The answer should be each line from the entries below that has the word "change" in it.

▶ MATERIAL FOR THIS EXERCISE
* * * * * * *
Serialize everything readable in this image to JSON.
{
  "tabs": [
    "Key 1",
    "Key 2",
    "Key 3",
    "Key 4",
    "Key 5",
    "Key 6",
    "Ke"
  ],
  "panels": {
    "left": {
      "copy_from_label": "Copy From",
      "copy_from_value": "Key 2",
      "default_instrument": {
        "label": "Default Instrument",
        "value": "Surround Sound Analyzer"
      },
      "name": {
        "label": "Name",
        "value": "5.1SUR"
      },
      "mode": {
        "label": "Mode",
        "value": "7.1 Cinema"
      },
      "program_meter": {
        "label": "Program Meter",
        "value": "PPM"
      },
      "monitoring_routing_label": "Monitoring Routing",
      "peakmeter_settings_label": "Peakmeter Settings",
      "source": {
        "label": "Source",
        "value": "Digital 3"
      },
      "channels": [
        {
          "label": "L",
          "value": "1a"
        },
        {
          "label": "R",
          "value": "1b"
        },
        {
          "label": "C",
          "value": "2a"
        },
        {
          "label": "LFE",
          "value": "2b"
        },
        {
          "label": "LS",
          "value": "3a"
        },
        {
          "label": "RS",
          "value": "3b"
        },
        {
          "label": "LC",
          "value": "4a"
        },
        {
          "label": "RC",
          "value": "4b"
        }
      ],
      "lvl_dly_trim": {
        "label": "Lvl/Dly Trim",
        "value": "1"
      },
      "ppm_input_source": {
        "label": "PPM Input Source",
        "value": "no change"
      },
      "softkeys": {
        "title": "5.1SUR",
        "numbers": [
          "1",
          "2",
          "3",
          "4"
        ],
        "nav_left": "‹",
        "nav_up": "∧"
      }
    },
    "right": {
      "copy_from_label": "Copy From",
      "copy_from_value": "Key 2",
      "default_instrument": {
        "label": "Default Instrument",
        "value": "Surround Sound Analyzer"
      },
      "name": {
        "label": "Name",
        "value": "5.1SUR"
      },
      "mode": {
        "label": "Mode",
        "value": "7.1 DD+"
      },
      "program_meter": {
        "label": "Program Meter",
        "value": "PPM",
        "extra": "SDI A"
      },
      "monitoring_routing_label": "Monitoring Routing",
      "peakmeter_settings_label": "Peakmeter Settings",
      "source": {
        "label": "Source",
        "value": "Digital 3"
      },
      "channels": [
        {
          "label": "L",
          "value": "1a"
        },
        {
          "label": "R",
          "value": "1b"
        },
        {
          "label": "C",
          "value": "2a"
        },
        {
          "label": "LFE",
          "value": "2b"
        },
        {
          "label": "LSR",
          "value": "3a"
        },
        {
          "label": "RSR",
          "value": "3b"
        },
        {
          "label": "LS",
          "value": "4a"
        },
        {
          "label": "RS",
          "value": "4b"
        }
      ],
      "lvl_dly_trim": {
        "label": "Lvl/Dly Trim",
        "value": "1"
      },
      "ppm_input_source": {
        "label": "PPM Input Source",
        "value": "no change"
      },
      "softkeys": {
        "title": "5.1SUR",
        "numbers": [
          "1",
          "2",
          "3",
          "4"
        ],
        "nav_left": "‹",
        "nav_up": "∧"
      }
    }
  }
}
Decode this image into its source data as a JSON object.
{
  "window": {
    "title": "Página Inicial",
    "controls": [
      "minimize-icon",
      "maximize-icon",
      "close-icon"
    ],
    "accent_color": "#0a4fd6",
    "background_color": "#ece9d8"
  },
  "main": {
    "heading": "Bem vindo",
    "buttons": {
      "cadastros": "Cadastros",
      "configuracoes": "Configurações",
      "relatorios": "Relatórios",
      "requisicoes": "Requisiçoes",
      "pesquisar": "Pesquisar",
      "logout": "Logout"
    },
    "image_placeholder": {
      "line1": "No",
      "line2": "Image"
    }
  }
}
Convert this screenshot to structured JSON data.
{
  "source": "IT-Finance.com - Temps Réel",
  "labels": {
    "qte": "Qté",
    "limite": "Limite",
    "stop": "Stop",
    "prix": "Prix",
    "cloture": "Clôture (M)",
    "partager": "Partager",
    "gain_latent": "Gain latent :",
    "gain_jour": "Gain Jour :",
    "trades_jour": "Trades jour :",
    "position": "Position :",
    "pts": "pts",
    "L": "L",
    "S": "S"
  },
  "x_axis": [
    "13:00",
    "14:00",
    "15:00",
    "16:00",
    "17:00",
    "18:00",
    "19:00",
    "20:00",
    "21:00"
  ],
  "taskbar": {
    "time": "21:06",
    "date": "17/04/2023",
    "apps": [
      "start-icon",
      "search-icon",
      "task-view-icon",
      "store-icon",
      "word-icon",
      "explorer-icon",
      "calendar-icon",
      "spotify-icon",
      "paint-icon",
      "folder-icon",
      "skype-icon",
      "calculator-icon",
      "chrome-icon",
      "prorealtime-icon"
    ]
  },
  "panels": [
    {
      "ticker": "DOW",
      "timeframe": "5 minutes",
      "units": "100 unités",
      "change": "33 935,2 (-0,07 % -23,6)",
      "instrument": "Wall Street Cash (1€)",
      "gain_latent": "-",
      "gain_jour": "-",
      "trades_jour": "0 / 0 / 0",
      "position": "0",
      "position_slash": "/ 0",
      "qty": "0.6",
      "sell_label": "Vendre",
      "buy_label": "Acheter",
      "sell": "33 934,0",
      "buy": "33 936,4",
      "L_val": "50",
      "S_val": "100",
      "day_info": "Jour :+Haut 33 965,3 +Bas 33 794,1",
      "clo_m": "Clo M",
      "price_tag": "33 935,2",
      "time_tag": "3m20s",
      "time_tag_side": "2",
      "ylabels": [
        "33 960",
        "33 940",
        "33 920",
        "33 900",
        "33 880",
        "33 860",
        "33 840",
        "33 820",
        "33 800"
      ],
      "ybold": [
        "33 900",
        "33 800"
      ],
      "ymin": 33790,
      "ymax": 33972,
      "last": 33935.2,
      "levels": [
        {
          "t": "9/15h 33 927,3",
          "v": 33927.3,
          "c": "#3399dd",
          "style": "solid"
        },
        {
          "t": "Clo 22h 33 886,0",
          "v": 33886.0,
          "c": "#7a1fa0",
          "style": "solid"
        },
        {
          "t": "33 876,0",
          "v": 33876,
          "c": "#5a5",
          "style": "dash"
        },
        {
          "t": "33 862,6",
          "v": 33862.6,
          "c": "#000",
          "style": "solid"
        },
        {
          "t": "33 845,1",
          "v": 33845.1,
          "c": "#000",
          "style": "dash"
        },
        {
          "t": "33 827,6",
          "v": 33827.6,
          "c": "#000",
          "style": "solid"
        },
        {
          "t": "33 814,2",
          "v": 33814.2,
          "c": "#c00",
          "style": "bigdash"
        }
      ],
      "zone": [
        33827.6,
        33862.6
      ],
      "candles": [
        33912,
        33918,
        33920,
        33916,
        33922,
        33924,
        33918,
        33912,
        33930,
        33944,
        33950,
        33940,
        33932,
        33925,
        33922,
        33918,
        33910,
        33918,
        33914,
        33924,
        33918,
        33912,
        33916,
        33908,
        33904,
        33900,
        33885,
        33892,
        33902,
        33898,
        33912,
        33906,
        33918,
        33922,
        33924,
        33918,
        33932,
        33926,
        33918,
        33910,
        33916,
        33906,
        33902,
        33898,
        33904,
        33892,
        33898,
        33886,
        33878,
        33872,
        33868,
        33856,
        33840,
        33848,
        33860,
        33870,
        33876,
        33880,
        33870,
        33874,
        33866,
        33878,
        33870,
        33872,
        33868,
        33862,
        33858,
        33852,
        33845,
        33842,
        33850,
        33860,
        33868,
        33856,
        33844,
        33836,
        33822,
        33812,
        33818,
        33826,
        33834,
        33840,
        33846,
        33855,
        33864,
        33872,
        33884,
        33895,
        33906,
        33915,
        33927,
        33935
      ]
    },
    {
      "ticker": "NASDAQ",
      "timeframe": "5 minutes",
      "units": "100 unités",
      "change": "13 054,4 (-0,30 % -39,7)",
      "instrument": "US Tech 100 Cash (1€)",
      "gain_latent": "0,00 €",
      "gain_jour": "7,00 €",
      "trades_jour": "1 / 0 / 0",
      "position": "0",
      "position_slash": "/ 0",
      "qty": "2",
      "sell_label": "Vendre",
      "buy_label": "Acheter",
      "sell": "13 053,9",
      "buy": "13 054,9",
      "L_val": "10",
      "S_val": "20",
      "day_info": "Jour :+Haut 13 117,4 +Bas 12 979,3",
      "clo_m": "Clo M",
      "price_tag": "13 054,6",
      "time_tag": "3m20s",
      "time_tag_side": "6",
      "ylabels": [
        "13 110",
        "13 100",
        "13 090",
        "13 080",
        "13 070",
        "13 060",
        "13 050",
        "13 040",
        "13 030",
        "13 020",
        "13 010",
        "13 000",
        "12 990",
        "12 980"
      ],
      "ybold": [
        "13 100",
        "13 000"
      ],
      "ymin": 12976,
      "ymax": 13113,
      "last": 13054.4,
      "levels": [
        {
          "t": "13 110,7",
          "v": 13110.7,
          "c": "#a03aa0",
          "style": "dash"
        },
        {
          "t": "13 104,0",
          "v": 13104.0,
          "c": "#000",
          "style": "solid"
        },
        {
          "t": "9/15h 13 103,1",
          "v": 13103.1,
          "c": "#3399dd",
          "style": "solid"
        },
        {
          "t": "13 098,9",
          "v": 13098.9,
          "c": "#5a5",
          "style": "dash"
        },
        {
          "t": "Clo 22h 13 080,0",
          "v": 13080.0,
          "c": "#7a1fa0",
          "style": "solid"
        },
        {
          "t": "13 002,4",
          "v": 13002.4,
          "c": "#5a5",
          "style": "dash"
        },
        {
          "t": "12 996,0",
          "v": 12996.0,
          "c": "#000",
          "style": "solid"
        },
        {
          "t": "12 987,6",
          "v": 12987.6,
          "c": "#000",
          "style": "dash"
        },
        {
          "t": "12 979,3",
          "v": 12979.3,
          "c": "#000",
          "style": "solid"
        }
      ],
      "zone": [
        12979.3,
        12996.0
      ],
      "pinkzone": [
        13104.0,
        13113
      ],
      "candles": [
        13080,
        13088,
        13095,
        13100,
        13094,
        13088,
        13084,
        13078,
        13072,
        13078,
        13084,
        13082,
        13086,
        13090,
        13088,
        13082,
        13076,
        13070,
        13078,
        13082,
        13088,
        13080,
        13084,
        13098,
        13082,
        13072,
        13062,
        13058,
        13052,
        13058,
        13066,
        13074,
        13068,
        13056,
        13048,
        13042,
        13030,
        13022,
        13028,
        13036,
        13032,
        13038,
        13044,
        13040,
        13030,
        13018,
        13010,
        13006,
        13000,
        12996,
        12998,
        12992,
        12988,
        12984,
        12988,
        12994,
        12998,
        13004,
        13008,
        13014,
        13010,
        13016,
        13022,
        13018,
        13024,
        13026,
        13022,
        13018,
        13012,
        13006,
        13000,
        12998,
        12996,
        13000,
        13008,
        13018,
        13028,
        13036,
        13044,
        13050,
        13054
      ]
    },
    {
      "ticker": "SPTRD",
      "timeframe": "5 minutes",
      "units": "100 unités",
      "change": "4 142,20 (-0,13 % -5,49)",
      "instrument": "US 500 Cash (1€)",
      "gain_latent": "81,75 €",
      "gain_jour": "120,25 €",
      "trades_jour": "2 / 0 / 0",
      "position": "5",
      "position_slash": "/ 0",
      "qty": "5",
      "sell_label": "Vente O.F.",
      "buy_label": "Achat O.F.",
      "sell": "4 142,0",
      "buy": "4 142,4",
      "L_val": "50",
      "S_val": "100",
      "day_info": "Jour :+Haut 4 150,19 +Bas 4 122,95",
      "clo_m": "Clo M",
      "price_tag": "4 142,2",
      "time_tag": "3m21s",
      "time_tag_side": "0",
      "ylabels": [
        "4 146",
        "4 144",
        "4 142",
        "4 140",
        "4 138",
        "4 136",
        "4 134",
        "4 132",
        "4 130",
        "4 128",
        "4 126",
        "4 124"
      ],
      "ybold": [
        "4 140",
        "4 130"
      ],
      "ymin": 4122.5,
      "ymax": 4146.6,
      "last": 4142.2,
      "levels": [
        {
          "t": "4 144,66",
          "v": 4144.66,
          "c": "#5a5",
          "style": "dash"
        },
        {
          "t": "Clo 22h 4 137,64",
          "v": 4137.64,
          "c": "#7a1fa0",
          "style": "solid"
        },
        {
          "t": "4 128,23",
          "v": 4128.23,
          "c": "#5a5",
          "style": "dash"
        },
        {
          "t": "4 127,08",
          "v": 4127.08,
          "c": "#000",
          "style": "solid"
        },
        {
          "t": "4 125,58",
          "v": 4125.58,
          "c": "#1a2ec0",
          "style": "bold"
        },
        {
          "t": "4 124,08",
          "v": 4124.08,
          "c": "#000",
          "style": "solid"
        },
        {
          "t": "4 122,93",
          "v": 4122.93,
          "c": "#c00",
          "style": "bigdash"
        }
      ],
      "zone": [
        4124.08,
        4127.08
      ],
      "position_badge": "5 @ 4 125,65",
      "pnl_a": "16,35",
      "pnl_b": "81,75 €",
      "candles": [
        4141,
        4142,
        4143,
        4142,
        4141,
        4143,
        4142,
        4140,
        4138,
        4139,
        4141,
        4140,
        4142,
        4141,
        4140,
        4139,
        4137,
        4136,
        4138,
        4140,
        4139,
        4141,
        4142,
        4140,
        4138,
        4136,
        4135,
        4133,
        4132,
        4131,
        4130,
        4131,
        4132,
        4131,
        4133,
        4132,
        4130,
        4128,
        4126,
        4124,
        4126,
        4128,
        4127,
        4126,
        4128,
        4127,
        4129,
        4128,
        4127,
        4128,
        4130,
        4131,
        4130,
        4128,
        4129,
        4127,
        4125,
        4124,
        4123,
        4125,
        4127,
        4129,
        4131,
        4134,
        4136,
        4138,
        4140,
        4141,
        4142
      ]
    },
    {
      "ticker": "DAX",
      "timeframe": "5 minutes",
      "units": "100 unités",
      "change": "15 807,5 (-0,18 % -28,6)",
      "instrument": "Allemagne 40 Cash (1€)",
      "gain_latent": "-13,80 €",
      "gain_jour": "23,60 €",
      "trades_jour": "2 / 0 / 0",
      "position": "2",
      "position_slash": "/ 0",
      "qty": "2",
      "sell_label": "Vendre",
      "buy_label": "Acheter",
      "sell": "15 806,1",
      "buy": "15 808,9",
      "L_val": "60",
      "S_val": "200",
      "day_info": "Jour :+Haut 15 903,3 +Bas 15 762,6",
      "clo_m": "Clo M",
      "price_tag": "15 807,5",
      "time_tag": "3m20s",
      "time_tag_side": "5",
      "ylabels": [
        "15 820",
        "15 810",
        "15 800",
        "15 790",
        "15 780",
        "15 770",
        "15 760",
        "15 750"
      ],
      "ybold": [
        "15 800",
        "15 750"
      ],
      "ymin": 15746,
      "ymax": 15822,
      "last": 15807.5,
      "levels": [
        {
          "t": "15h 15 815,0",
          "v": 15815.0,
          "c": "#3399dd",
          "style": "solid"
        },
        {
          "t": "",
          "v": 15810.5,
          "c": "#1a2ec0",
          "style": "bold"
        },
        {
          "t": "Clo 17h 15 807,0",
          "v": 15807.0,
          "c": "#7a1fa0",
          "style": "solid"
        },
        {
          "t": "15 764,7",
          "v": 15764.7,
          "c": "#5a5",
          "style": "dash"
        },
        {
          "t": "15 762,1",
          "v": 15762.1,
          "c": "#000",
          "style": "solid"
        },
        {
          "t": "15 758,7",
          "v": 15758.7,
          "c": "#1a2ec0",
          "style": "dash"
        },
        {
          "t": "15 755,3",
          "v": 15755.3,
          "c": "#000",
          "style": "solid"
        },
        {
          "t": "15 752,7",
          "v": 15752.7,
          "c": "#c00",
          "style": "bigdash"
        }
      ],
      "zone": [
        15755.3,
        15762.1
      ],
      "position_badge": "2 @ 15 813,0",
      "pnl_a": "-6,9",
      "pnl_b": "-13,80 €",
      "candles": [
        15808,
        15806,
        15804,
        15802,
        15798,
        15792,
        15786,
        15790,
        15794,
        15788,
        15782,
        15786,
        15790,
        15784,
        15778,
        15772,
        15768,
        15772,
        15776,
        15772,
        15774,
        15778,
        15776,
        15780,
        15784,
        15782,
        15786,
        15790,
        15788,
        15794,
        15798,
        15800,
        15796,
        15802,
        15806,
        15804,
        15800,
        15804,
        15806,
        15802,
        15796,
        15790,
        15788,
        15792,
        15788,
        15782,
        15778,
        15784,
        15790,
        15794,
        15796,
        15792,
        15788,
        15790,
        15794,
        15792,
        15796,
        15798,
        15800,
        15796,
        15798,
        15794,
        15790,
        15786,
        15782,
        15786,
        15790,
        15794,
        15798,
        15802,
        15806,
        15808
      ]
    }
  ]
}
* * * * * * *
▶ TASK OUTPUT
        "value": "no change"
        "value": "no change"
      "change": "33 935,2 (-0,07 % -23,6)",
      "change": "13 054,4 (-0,30 % -39,7)",
      "change": "4 142,20 (-0,13 % -5,49)",
      "change": "15 807,5 (-0,18 % -28,6)",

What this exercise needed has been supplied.